Summit Academy – History through Drama
Last week we had an opportunity to document a little of what’s happening in the Exploring History through Drama residency for 8th graders.
Exploring History through Drama
The level of growth we’ve seen among the middle school students over the course of the past couple of years, during 4-5 residency programs, has exceeded expectations. At the start though, students were reluctant at the new approach and school staff expressed concerns that the students’ concrete thinking would
be a challenge to imagination and improvisation.
But now, class groups are actively learning, taking the floor as characters from history and genuinely enjoying themselves inhabiting scenarios that have shaped American and world history.
“After they completed their first performances and learned what to expect from the process, they really blossomed,” said Hallie Dizdarevic, Lead Artistic Associate with CTC and instructor who’s spent several residencies working in Summit classrooms.
“Students who, last year, could only repeat lines whispered to them, are now improvising with no help at all. They are providing colorful details to their scenes with giant smiles and loud voices,” said Dizdarevic. “During our most recent residency one class even chose to skip their recess so that they could rehearse their play instead!”
Mr. Bryant, a middle grades teacher at Summit, sent CTC recent media clips from current events that tie back directly to the antebellum history his students are learning. “What your team is doing is not only relevant but it is so important to students who are not auditory learners! So many of our students struggle to learn by listening but learn quickly when they role play or act out the subject.”
“I love that the students are excited to see us when we enter the building,” said Meg Caudill, Artistic Associate with CTC. “At the beginning of last year, there were some students who were initially hesitant about the programming, but now that we’ve visited on multiple occasions, they know what to expect and often ask us, ‘When are you coming back to OUR classroom?'”
“They’ve developed a sense of trust with their classmates and you see that when they perform their scenes,” said Caudill. “They cheer for each other and are willing to jump in and do whatever is needed to make sure the scene goes well.
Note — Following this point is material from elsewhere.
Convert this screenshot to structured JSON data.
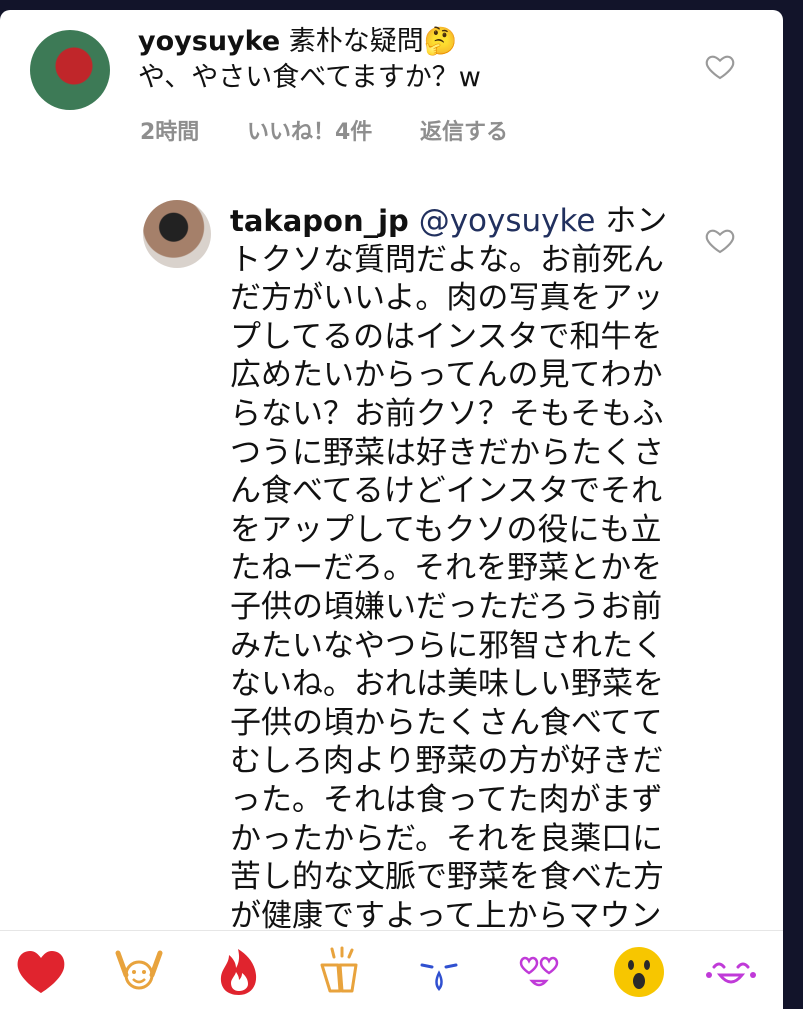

One student in particular has grown from being too shy to speak in his scene to stepping up to leading the group in his performance.”
“It’s been amazing to see them come out of their shells and enjoy getting to perform with their peers.”